© AMNH / Denis Finnin
Go ahead--blink. In that split second, the Veiled Chameleon can shoot out its tongue, snatch an insect and snap it back in.
Like its relatives, the Veiled Chameleon has a sticky tongue. This tongue is lightning-fast and can be as long as the lizard's body. It is also powerful: some chameleons can grab and haul in insects weighing half as much as they do.
© Stephen Dalton/NHPA
Each small chameleon eye is much more light-sensitive than one of ours, so it can pick up even tiny, faraway movements. And each eye can move by itself--up, down, backward and forward. The effect? This lizard can scan its surroundings without moving its head and scaring off a tasty insect.
For chameleons, color is a complex language. In the Veiled Chameleon, experts see 14 distinct skin areas that change color independently. One combination signals fear or lost combat, another signals sleep. Males and females display different patterns, and other species "speak" different color languages.
No one is quite sure what this "top hat"--really part of the skull--does. It certainly makes the animal look bigger. Perhaps, like the antlers of an elk, it helps the animal attract a mate.
Chameleon feet are well adapted for life on a limb. Look at the feet closely--the toes are fused into two pads so that the chameleon can grip branches, even very thin ones. The grip is helped by the tail, which acts as a fifth limb.
Special cells containing red and yellow color sit under the chameleon's transparent skin. Beneath them are cells that reflect blue and white light, and beneath these are cells containing brown color. The cells change size in response to heat, light--and emotion! A calm animal may be green and an angry one yellow.
Meet the Family
All of the 140 chameleon species-the family Chamaeleonidae--are distinctive looking. They have long, "ballistic" tongues, eyes that operate independently and feet that look like mittens. Their bodies are thin, but tall; this shape keeps the animal's center of gravity over the branch. When threatened they turn sideways to impress intruders with their size.
© Nigel J. Dennis/Photo Researchers
Namaqua chameleon (Chameleo namaquensis)
Namaqua ChameleonChamaeleo namaquensis
This animal lives in the hottest, driest area of southwestern Africa. It drinks dew, which collects on its skin and flows in channels from its body to its mouth.

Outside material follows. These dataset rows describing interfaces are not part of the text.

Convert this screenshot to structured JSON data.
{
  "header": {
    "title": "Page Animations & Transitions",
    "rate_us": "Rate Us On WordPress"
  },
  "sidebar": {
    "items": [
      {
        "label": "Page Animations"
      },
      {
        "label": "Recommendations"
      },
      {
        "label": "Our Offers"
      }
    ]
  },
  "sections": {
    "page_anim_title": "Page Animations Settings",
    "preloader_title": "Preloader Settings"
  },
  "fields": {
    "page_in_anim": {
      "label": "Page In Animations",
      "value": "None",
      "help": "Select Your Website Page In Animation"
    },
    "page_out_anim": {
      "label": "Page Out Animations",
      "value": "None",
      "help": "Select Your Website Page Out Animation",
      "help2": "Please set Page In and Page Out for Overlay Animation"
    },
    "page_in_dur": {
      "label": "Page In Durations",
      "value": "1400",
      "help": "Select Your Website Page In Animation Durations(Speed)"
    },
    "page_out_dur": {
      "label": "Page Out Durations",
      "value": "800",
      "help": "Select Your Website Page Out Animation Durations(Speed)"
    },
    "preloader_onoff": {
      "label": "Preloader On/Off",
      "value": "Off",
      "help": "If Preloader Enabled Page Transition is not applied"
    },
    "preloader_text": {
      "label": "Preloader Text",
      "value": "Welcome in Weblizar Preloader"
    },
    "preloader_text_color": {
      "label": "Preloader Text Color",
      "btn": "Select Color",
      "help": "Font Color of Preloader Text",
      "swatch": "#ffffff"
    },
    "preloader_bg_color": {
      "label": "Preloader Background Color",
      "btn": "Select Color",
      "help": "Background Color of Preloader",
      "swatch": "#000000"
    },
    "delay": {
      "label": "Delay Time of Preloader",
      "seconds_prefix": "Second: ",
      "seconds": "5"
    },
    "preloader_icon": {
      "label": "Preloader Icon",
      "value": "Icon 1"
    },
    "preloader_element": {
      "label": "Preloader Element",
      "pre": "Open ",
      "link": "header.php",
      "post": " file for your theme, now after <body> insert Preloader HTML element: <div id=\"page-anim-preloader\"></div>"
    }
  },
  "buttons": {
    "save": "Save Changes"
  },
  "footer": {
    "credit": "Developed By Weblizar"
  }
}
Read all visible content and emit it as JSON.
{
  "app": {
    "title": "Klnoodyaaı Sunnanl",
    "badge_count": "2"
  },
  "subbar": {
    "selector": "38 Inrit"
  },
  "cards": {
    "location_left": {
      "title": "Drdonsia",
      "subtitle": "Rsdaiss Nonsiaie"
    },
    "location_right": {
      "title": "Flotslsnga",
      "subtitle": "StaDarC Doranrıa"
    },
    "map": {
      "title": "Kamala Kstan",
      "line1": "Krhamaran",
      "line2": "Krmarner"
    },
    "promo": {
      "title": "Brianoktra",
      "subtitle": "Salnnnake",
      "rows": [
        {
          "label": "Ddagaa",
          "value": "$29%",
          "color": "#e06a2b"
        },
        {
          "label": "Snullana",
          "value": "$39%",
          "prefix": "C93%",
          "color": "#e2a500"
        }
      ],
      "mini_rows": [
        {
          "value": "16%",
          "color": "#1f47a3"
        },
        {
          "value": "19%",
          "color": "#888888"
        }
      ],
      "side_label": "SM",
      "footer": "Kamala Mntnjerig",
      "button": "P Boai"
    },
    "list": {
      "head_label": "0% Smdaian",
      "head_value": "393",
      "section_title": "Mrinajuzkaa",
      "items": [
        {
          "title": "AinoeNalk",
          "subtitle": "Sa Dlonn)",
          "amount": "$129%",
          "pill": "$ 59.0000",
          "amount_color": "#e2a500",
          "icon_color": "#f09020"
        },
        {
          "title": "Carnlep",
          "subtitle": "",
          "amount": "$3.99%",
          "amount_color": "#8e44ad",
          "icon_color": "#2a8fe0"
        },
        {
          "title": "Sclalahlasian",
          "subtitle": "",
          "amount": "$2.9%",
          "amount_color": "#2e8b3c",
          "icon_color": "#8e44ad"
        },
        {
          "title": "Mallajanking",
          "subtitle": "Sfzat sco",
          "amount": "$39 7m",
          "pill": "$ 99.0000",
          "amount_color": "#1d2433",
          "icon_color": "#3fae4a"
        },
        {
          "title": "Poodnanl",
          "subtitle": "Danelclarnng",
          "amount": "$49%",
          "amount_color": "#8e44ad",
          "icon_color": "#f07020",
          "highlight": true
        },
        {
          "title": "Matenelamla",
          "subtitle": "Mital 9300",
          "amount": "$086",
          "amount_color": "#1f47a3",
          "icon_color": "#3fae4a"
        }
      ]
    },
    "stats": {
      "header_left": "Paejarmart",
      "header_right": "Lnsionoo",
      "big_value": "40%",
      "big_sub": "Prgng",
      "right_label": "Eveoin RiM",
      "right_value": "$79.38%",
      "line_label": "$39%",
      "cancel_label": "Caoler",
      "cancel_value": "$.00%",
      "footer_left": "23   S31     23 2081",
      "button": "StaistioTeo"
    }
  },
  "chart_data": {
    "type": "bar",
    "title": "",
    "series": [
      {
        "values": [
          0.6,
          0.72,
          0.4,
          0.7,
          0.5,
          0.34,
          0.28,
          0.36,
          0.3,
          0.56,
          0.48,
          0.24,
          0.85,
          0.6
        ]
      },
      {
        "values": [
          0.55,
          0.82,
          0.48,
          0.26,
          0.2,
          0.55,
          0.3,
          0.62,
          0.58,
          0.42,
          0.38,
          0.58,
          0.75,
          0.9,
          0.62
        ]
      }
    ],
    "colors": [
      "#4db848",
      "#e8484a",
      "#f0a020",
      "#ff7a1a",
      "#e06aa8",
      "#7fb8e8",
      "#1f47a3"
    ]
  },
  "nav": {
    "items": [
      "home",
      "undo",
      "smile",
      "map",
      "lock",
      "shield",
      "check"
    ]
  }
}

Name: Veiled Chameleon; Chamaeleo calyptratus
Size: Up to 63 centimeters (24 inches)
Range: Southwestern Arabian peninsula
Diet: Insects, plants, flowers, yellow fruit
Lifespan: 5-8 years